William Ball was dead within half a year of purchasing the land, he had served as Colonel in the Militia, Justice and Burgess. The property, still under lease to Thoryatt, passed to his oldest son, William II. William Ball II held many of the same offices and honors as his father, but did not develop the property at Quiacomock before his death in 1694. William Ball III was the first Ball to live on the property. He married Hannah Heale before 1694 and they may have lived in one of the homes built by Nicholas Heale and Robert Pollard around 1661. William III continued his family's tradition of public service and served many years at Williamsburg in the House of Burgess before retiring to Lancaster in 1726. William III appears to have built the mansion house and given the plantation it's name. When he wrote his will in 1745 he left the home to his grandson, William V, son of William IV deceased. William V met with financial troubles and by 1758 had left Lancaster County. An auction was held on the steps of Millenbeck to settle his debts. He died at sea in 1760 and left no will. His son, William VI, was taken charge of by Richard Lee, the brother of his step-mother.

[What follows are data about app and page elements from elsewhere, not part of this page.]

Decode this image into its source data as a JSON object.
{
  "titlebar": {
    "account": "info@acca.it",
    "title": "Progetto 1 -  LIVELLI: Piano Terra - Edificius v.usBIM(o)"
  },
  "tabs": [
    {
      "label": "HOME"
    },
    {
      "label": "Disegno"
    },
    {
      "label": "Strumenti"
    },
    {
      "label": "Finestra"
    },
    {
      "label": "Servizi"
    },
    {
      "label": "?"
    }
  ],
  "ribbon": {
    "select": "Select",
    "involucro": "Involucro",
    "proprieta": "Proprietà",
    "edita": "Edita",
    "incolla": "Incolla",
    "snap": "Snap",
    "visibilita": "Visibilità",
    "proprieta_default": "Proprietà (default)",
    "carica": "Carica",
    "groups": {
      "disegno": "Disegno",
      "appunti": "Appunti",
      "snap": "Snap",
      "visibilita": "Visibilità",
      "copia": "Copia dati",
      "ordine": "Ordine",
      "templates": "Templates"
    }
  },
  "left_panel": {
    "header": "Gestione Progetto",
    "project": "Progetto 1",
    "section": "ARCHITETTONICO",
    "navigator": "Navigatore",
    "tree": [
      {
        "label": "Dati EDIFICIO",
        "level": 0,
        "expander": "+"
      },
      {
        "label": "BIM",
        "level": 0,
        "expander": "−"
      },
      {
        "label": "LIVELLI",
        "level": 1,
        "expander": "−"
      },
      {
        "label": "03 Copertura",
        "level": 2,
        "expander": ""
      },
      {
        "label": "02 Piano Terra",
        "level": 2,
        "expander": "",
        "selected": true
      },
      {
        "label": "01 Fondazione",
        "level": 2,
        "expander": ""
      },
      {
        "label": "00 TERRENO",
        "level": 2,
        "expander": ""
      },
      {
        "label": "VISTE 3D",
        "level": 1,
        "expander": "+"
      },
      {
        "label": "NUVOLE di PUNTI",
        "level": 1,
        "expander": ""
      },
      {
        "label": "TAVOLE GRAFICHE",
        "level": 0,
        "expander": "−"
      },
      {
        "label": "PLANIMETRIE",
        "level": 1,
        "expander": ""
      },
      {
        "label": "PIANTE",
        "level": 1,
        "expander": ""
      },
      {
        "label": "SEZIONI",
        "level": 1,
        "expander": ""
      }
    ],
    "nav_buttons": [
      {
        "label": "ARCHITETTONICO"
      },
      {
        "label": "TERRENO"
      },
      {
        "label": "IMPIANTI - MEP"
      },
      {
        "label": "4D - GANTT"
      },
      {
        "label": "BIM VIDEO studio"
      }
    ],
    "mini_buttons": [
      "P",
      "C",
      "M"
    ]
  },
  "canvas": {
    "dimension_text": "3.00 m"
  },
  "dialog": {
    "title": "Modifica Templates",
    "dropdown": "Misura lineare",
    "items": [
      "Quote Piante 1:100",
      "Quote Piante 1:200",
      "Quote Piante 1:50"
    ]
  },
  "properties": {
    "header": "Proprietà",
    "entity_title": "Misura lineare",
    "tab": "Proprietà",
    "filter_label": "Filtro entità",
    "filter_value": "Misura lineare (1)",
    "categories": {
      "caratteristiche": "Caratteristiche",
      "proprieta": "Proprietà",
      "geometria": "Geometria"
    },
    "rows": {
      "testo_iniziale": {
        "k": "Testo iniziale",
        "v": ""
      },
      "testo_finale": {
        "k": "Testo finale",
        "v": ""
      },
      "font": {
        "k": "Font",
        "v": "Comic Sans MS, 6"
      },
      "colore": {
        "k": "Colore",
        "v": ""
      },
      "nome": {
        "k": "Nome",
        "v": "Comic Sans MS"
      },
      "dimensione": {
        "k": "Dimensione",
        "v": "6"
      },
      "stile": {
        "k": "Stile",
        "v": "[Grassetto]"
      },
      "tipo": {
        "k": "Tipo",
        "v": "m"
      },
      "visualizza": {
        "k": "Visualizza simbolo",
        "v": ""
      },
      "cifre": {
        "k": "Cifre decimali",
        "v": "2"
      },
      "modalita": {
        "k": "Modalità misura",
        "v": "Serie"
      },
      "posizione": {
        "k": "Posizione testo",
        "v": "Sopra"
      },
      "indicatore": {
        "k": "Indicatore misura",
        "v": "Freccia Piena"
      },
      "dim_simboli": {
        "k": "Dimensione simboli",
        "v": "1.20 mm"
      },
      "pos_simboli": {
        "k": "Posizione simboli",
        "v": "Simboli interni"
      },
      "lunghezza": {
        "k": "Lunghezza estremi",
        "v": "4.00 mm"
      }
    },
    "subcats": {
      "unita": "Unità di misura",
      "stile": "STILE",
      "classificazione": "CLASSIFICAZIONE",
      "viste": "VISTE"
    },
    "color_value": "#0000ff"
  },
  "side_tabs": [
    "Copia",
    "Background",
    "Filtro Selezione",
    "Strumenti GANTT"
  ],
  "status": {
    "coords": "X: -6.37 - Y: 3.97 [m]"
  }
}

With little more to his name than the empty house William VI set up a medical shop in the home. He married Catherine Campbell and had four children, but both of their sons died young. After the Revolutionary War William VI put in claims for beef impressed by the Revolutionary Army and slaves lost to the British Army. William VI died in 1785 and left his estate to his wife for the maintenance of their two daughters. The inventory of the estate indicated that only four rooms of the house were furnished, but counted seventeen slaves and numerous heads of livestock. The daughters and their families lived on the plantation as late as 1811. Eventually the home was abandoned and over time it's location was lost.
In 1970 and 1971 an archaeological excavation was performed to find more information about the mansion house. The analysis of the foundations and artifacts uncovered during the excavation concluded that manor home at Millenbeck was built between 1710 and 1737 and was inhabited until some point between 1820 and 1830. The home was 56 1/2 feet long and 15 feet wide. A wine bottle seal dated 1711 and stamped with the name William Ball was found among many other artifacts.
- Mann, Nina T. Millenbeck: An Archaeological Excavation of a Colonial Mansion. Lancaster, Va: Mary Ball Washington Museum & Library, 1976. Print.
- Dorman, John F. Adventurers of Purse and Person : Virginia 1607-1624/5: Volume Three Families R-Z. Baltimore, MD: Genealogical Pub. Co, 2007. Print. Pg. 847.